No matter the ultimate outcome, the 2020 election changed the way future elections will be run.
In a year plagued by the Coronavirus pandemic, how people across the country cast ballots took a dramatic turn. Many states, including Delaware, allowed everyone to Vote by Mail in the General election.
Sen. Tom Carper (D-Delaware) is a long time supporter of the U.S. Postal Service and voting by mail. He says the decades old Postal Service will see a new life with mail-in-voting, but needs to continue adjusting to handle that role.
“And I think we’re going to find out that it’s not going to be business as usual. We’re not going to go back to the way we were. We’re going to find ways to tweak and make this better," said Carper.
Sen. Chris Coons (D-Delaware) says a big reason the general election went fairly smoothly is because many states used their primaries to iron out their problems with voting by mail.
Delaware was one of those states. Utilizing mail in voting during September’s primary helped it learn how best to process and count all the ballots in a timely fashion.
But while the options for how to vote expanded in many places, Congresswoman Lisa Blunt Rochester remains concerned about people being disenfranchised.
“With our elections, we have seen voter suppression, intimidation, voter depression," said Blunt Rochester. "And so it will require us as a nation to say, as we lost John Lewis this year, how important our vote is. And that we will protect it and that no-one, no-one, is above the law or will take our rights away from us.”
Carper adds that some additional adjustments to the process are needed, such as allowing states like Pennsylvania to process ballots as they arrive, rather than waiting until after polls close.
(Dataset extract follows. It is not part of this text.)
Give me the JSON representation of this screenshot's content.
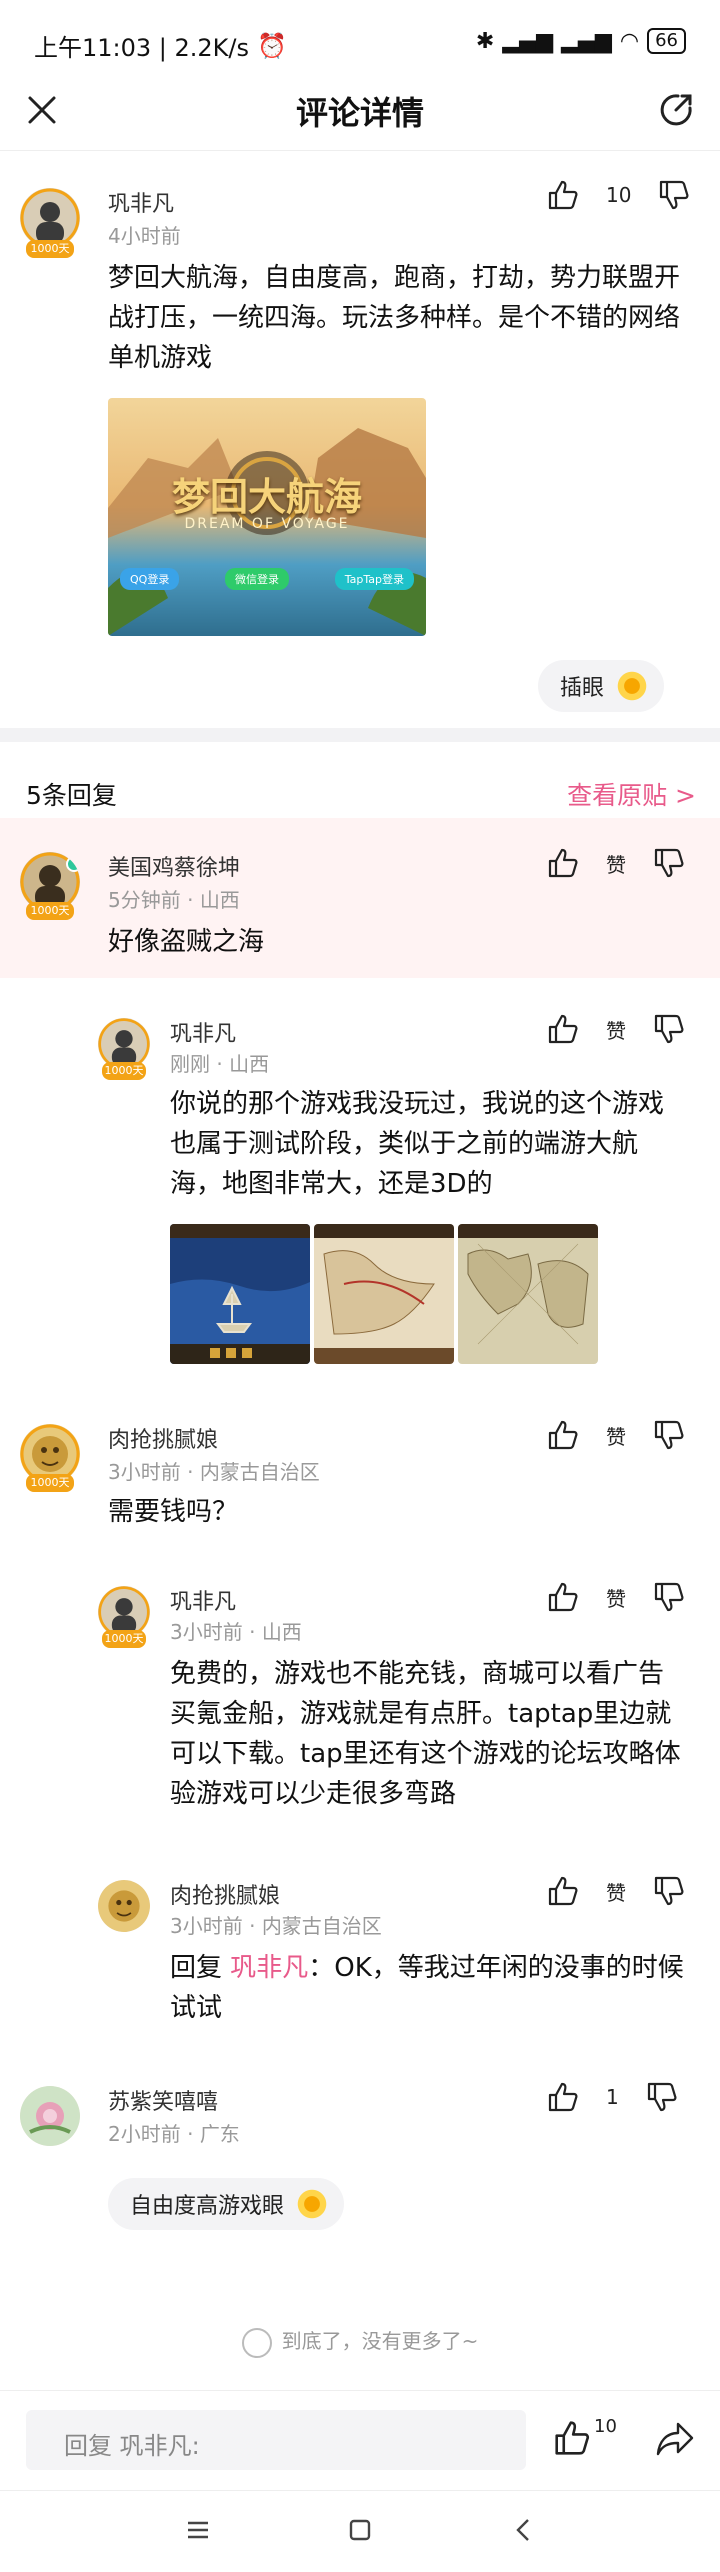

The GOP controlled legislature in Pennsylvania refused to pass a measure earlier this year allowing elections officials to process ballots as they arrived - causing its count to take additional time.